THE UWI conference on Institutionalising Best Practice in Higher Education, held at the St Augustine Campus from June 24 to 26, ended on a high note with calls for a revolution in higher education.
Keynote speaker on day one of the conference Dr Claudia Harvey, stated, “To institutionalise best practices in higher education in the Caribbean, there must be conscious attention to honing a culture of quality.” Using the case of Cuba as an example of best practice in the delivery of higher education, she stated, “we need a revolution in the way in which we think to make best use of our resources.” Reinforcing the need for a revolution in higher education and a culture of quality, Professor Dan Butin of Merrimack College in the United States, suggested that to transform and engage students, higher education professionals need to consider “flipping the university.” He added, “This would involve making the student the centre of teaching, with discussion and authentic, project centred learning as the core of the flipped university.”
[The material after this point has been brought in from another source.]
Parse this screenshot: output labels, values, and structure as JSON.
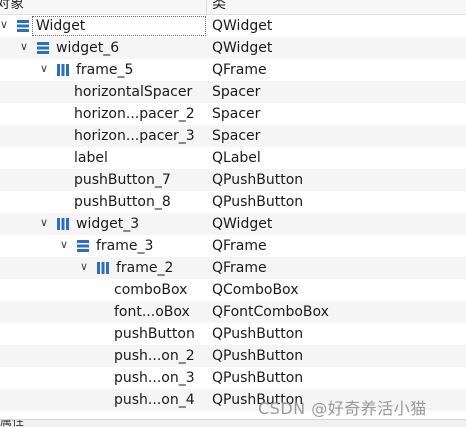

The idea of the student as centre and the importance of authentic learning were further endorsed by keynote speaker Dr Paul Kim of Stanford University, who addressed participants on the final day of the conference. Speaking on the topic: Academic Excellence in the Post MOOC Era: Lessons Learned on Technology Best Practice, Dr Kim stated, “Overall, the digital future in higher education is obvious and will be phenomenal.” He talked about the importance of students having access to the digital world and being able to actively engage in a learning environment.
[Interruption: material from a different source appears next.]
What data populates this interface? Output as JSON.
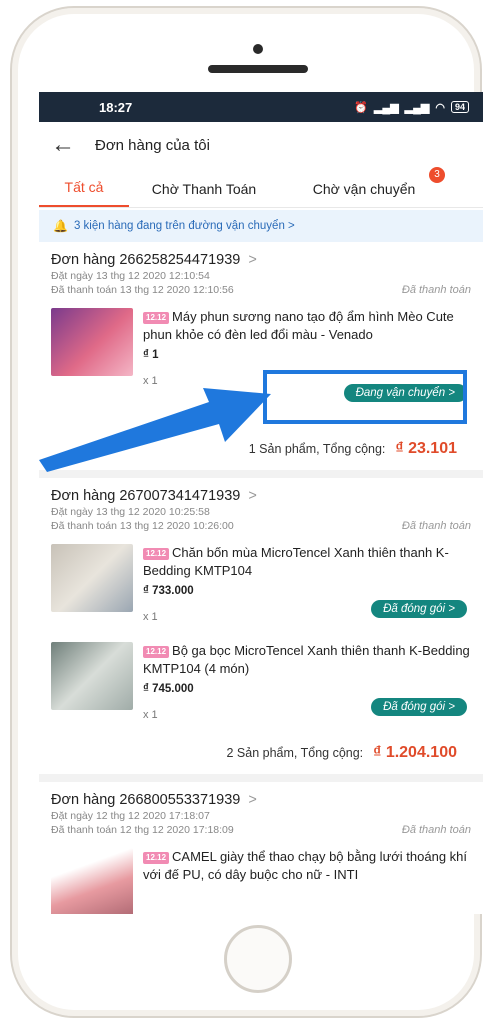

Delivering the feature address at the formal opening of the conference, Vice-Chancellor of The UWI, Professor Sir Hilary Beckles noted, “To foster best practice, we must insist upon expansion, diversity and higher education cost reduction.” He called for a culture of innovation and wealth generation, while Principal of the St Augustine Campus Professor Clement Sankat highlighted the Campus’s commitment to programme and institutional accreditation as a best practice in external quality assurance.
Catherine Kumar, Chief Executive Officer, of the Trinidad and Tobago Chamber of Commerce and Teresa White, Group Human Resource Director, ANSA McAL Group of Companies made suggestions for improving the partnership between higher education institutions and the business sector. These included encouraging structured internship opportunities and developing programmes to address the number one challenge of talent faced by the private sector. Ms Kumar supported a call from Vice-Chancellor Beckles for greater innovation and alignment of higher education with the needs of the region, by suggesting strategies for innovation.
Representing the UWI student perspective, former President of the Guild of Students from The UWI Cave Hill Campus, Damani Parris, called for greater attention to the development of 21st century student services that meet the needs of millennials. Another high point of the conference was confirmation by the Deputy Principal of The UWI St Augustine Campus, Professor Rhoda Reddock, that the campus would be increasing its services which cater to student development by launching a new Division of Student Services, on August 1, 2015.
Hosted by The UWI’s Quality Assurance Unit and Centres for Excellence in Teaching and Learning, the conference sought to address some of the current challenges faced by regional higher education institutions. Over the three days a mix of regional and international subject matter experts shared experience and practical solutions for infusing best practice principles with over 150 registered participants from across the region. Session topics ranged from transitioning to online teaching, flipping the classroom and exploring foreign language teaching in the online environment to strategies for financing higher education, and using peer assessment as a learning tool.
Selected UWI best practices were also presented. The conference received the support of sponsors such as Huawei Technologies (T&T) Limited, United Nations Educational Scientific and Cultural Organisation (UNESCO), National Institute of Higher Education Research Science and Technology (NIHERST) and the Accreditation Council of Trinidad and Tobago (ACTT). Outcomes over the three days included reflections on integrating best practice principles in higher education and suggestions for action. These were echoed during panel discussions, discussion circles and presentations by higher education practitioners from various tertiary level institutions, representatives of the business community as well as a UWI student representative.
Based on the deliberations from the sessions, several suggestions were outlined as key initiatives to institutionalise best practices in the Caribbean region. Most common among these were that tertiary institutions should; • Develop institutional missions and strategies based on CARICOM priorities for the region, engaging staff and other stakeholders • Provide rewards and sanctions as applicable • Create more documentation and sharing of processes to avoid duplication • Pay greater attention to evaluation of actions • Ensure leadership resides in each individual • Improve communication in institutions • Adopt the principles of a learning organisation • Include more authentic, relevant learning, which requires more involvement of all stakeholders and • Identify alternative sources of funding for higher education.
Further suggestions from the conference deliberations and the conference papers will be made available digitally via The University’s online repository in the coming weeks.